Altazor refuses to simply represent a distilled version of life. The modern age had arrived –- the age of radios, bridges, skyscrapers. The vehicle of this new age was the aeroplane. The unsung hero of this epic is Charles Lindbergh, who flew non-stop across the across the Atlantic Ocean in 1927 and proved that anything is possible. Thus our protagonist Altazor, the Anti-Poet, echoes his journey, only he flies away from the earth entirely, gaining speed, the rhythm of words cascading perpetually faster. In this emptiness of space, he has the liberty to “revive the language/ With raucous laughter/ With wagons of cackles/Witch circuit breakers in sentences.” When he reaches the Einsteinian boundary of language, his words turn from poetry to energy.
In Altazor’s world, language acts. A “brutal painful grammar” massacres the old “internal concepts.” Words are not mere representations but the things themselves. There are words that have the “shades of trees," words with “the atmosphere of stars,” words that “ignite,” words that “freeze the tongue.”
What happened to the language? Why, asks the reader, did it die? Too many “stellar words” and “cherries of vagabond goodbyes.” Now, says Huidobro, we are “looking for something else." Let us play the “simple sport of words” with pure words and nothing more, “no images awash with jewels.”
Our hero Altazor flies further from the earth, further from Latin Homeric poetry tradition, closer to the pure pleasure of sound. Sentences romp and play, nouns masquerade as verbs, prepositional phrases hijack sentences, but the meaning and power behind the words remains constant:
The waterfall tresses over the night
While the night beds to rest
With its moon that pillows the sky
I iris the sleepy land
That roads towards the horizon
In the shade of a shipwrecking tree
By interchanging associated words, Huidobro keeps the connotation behind the phrase while infusing new life into old themes.
With Altazor, Vincente Huidobro releases poetry from the chains of nostalgia and sets “fire” to a “shivering language." Translator Eliot Weinburger maintains Huidobro’s playful game of words, resulting in a forceful and timeless epic.
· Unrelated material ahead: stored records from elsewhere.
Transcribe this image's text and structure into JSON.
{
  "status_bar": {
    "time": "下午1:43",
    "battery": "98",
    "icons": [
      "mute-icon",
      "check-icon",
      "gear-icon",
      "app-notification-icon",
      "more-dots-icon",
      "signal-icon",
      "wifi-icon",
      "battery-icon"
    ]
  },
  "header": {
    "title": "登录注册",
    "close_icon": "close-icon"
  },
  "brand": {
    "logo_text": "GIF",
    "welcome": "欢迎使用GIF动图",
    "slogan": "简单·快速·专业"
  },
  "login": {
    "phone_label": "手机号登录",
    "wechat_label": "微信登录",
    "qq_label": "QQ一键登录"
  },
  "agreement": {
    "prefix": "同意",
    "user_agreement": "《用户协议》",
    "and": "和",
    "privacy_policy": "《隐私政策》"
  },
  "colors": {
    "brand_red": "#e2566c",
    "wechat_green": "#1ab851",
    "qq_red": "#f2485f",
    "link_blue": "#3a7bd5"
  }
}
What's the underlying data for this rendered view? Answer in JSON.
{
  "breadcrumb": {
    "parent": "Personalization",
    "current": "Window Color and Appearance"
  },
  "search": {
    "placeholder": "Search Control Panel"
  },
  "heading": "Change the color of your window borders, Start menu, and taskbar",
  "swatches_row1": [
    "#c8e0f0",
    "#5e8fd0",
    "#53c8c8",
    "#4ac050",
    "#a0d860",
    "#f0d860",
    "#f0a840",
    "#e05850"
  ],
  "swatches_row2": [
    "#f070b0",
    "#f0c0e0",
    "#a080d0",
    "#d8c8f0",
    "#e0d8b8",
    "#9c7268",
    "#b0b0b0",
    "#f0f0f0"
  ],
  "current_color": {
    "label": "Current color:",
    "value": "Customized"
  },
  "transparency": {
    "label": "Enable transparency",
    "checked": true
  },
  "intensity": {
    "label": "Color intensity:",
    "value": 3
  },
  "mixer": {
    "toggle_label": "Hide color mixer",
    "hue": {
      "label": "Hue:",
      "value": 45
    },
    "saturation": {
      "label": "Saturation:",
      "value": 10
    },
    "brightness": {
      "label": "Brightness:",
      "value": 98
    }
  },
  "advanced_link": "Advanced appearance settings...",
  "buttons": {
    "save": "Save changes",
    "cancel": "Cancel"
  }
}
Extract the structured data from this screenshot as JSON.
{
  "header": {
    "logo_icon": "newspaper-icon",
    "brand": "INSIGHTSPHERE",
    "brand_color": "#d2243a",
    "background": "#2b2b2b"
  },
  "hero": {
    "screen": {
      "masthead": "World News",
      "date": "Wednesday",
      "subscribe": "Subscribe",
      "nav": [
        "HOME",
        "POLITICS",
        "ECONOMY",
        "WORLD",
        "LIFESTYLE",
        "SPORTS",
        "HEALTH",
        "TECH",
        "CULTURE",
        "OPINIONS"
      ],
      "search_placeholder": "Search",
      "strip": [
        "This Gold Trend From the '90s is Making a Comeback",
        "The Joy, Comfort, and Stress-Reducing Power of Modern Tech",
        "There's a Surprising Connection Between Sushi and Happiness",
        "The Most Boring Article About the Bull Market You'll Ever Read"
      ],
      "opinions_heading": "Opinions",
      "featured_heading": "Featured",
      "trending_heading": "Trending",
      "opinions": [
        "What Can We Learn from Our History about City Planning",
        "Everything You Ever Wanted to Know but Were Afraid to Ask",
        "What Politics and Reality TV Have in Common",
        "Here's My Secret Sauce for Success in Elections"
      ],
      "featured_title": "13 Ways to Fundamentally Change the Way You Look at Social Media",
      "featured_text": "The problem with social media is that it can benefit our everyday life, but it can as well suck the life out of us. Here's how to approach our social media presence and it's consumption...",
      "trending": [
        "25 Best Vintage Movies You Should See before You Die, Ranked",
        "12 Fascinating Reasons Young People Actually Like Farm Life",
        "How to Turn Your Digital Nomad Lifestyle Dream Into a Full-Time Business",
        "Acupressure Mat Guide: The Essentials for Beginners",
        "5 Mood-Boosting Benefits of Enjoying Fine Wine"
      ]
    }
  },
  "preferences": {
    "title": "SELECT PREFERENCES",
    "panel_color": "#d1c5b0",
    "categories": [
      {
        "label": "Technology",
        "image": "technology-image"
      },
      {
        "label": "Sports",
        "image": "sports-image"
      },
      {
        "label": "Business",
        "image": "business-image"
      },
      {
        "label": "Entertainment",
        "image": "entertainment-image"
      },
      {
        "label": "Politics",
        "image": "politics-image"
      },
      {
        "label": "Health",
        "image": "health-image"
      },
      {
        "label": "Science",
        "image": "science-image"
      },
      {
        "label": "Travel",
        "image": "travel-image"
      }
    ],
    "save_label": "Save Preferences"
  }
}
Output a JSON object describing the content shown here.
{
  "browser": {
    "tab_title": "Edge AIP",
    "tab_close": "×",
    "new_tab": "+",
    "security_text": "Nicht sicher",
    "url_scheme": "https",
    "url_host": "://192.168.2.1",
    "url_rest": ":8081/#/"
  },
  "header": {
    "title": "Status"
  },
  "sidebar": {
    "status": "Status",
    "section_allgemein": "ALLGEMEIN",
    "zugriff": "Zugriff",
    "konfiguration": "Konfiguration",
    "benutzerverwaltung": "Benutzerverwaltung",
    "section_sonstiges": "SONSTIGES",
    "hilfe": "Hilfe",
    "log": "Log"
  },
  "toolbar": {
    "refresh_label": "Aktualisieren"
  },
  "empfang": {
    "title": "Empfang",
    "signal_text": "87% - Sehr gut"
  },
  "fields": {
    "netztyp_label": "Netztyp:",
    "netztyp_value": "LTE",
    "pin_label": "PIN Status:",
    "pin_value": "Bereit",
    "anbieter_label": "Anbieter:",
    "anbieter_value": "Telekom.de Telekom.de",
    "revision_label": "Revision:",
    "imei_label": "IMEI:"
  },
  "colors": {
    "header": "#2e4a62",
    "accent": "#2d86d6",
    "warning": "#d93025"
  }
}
Altazor by Vicente Huidobro, Eliot Weinberger (Translator)
Wesleyan University Press